But he said he is confident the program will help minimise the fallout from the current global financial crisis.
Mr. Bush said the bank will also offer 25 to 30 year mortgages with interest rates of five per cent to allow individuals to consolidate existing personal and property loans.
The bank will also offer low cost funding to assist individuals in bringing their loan instalment arrears up to date. These loans will be offered at 1.5 per cent interest and will be spread over ‘a suitable period to allow the monthly payments to be comfortable for these individuals, recognising they will still have to carry their mortgages,’ Mr. Bush said.
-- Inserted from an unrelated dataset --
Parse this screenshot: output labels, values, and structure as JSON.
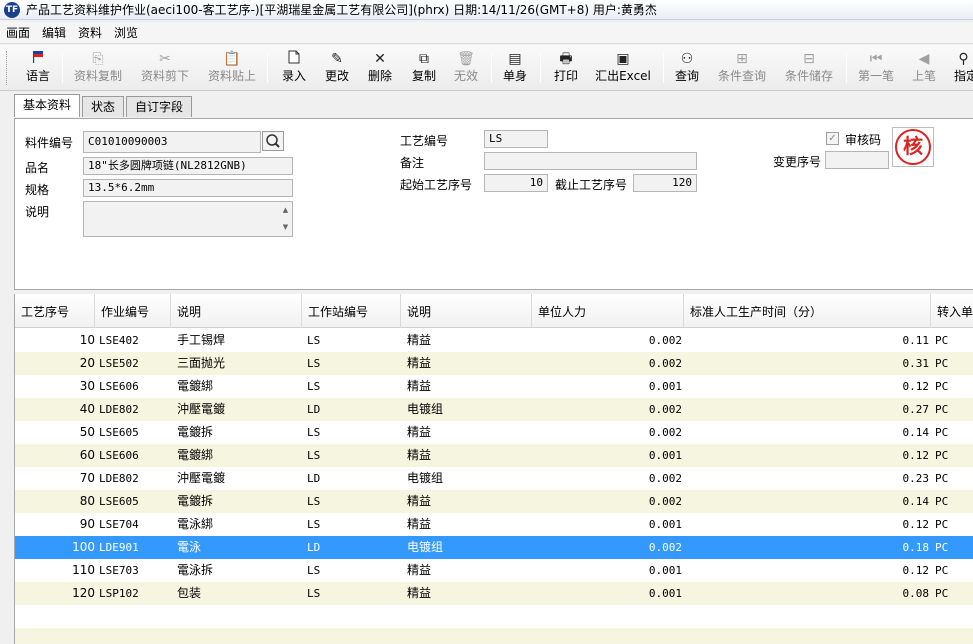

“By providing this assistance through the development bank, the Government will ensure that we will utilise the bank’s expertise in lending and credit risk management.”
The $4 million program, which represents 12 per cent of the bank’s total portfolio, is due to be launched on Monday, 13 July. Bank officials say they plan to raise more money for the program in the private sector in the coming months.
Mr. Bush also announced a new chairman and new board members for the development bank at Thursday’s press conference.
He appointed his close economic advisor, Paul Byles, as the chairman of the bank. Mr. Byles is a trained economist that has worked in the banking sector, as a regulator, and most recently, as a private sector consultant.
“These factors combined make him an ideal chairman of a development finance institution,” Mr. Bush said.
New board members include bankers Julie Hunter and Noel Williams, businessman Harvey Stephenson, accountant Matthews Adam and ex-officio member Gloria Myles, from the Portfolio of Finance and Economics.
Pullout: Small businesses that qualify for the program will be able to use the loans to pay off debts, cover operating costs and to purchase new capital equipment. Individuals who are at risk of home foreclosure or who are suffering ‘other financial distress’ will also be eligible for the loans, as will homeowners wanting to buy hurricane shutters or pay insurance premiums.